Geneva Version of the Hippocratic Oath
…in totalitarian countries, the physician is often compelled to act as the patient’s adversary; whereas in free countries, he need almost never do so.
The crime of the Nazi physicians was an offense only from the point of view of nontotalitarian medical ethic. It was to reaffirm the primacy of the patient-physician relationship over the state-physician relationship that the Geneva version of the Hippocratic Oath was formulated shortly after the Nuremberg trials. This oath, adopted by the World Medical Organization, explicitly commands the physician to honor the following principles:
The health and life of my patient will be my first consideration. I will hold in confidence all that my patient confides in me…I will not permit considerations of race, religion, nationality, party, politics or social standing to intervene between my duty and my patient…Even under threat I will not use my knowledge contrary to the laws of humanity.
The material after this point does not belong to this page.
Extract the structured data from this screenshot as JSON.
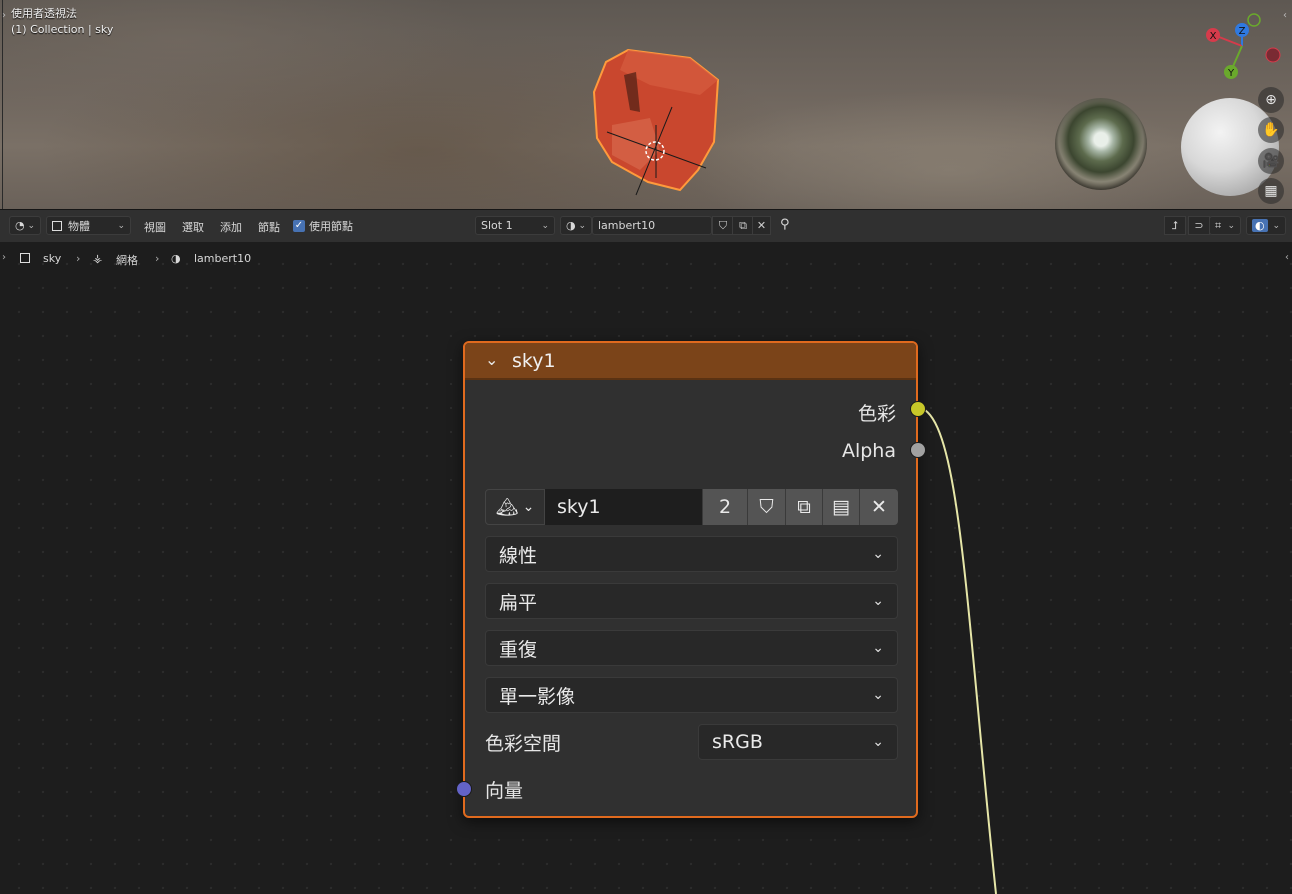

These promises I make freely and upon my honor.
The Manufacture of Mental Illness. Thomas S. Szasz. Pg. 219. Delta, 1970.